Resolved images have been used to estimate the size and shape of satellites as well. These methods work either directly with the pixels of the images or are used to identify features of the RSO. Features, such as corners, edges and markers, are located and tracked temporally to estimate higher level motion and the structure of the ridged body. The feature-based methods rely on continuously identifying and tracking higher level traits of the RSO by using a Kalman filter to estimate feature location and motion parameters. Although these methods estimate the motion of features they do not by themselves provide a detailed estimate of the shape of the object and only give a sparse set of feature points of the object. Pixel-based methods rely on pixel-level information, and use the shading, texture and optical flow of the images to estimate the shape of an object at each time step using a monocular camera. Since these methods rely on pixel-level computations they typically involve very high-dimensional states and therefore are very computationally expensive. These methods are also very sensitive to pixel-level detail and are easily corrupted by unpredictable light intensities, reflective material and wrinkled surfaces. They require high resolution of the object to resolve meaningful shape estimates, and therefore are only effective for space-based sensors and or high resolution ground-based telescopes.
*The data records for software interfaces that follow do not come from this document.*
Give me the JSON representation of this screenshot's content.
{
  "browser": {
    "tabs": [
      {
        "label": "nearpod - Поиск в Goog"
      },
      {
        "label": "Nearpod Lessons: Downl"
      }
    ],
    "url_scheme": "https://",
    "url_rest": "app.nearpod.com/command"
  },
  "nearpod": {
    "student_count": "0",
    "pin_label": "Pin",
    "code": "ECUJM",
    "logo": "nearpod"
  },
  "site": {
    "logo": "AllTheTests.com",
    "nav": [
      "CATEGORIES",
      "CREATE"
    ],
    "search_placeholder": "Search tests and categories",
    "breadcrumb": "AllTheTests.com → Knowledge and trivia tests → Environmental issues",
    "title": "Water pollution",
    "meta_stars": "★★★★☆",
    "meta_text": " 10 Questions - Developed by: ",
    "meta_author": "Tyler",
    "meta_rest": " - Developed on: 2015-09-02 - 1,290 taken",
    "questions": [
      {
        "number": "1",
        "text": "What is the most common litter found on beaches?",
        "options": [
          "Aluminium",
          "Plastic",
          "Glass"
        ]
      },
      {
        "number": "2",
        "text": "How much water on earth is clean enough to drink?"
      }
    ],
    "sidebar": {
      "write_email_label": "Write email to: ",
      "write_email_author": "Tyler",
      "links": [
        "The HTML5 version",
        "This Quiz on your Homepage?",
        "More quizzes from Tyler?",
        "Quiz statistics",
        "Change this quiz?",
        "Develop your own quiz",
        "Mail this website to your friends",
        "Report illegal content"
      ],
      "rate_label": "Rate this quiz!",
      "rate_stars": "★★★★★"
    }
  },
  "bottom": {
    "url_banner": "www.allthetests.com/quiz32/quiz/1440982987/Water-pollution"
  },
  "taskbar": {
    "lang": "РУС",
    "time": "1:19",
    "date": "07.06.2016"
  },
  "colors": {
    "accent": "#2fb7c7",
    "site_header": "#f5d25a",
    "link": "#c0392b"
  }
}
Some powerful ground-based telescopes, like the Air Force Maui Optical and Supercomputing (AMOS) site Advance Electro-Optical System (AEOS), can resolve RSOs such as Hubble Space Telescope and the International Space Station to very high detail, but most objects are too small and or too distant (making them dim) to lend themselves to ground-based resolved imaging. For example operational RSOs in geosynchronous orbits and “micro” and “nano” satellites are too small to be resolved using ground-based optical observations. Angular measurements of these smaller objects are still made to provide their coordinates as they traverse the sky. Although the amount of light collected from these objects is small, information can still be extracted from these data which can be used to resolve their shapes.

Light curves (the RSO temporal brightness) have also been used to estimate the shape for an object. Light curve approaches have been studied to estimate the shape and state of asteroids. Reference [3] used light curves and thermal emissions to recover the three-dimensional shape of an object assuming its orientation with respect to the observer is known. The benefits of using light curve data is that use of this approach is not limited to larger objects in lower orbits but can be applied to small and dim objects in higher orbits, such as geostationary. Here light curve data is considered for shape estimation as well as other intrinsic parameters such as material properties. Light curve data is useful because it provides a mechanism to estimate both position and attitude, as well as the respective rates.

There are several aspects of using light curve data (temporal photometry) that make it particularly advantageous for object detection, identification and tracking. Light curve data are the time-varying sensor wavelength-dependent apparent magnitude of energy (e.g. photons) scattered (reflected) off of an object along the line-of-sight to an observer. Because the apparent magnitude of the RSO is a function of its size, orientation, and surface material properties, one or more of these characteristics should be recoverable from the photometric data. This can aid in the detection and identification of an RSO after a catalog of spacecraft data with material properties is developed, and may also prove to be powerful for never-seen-before objects. Determining the material properties of an object can also give insight into its surface instrumentation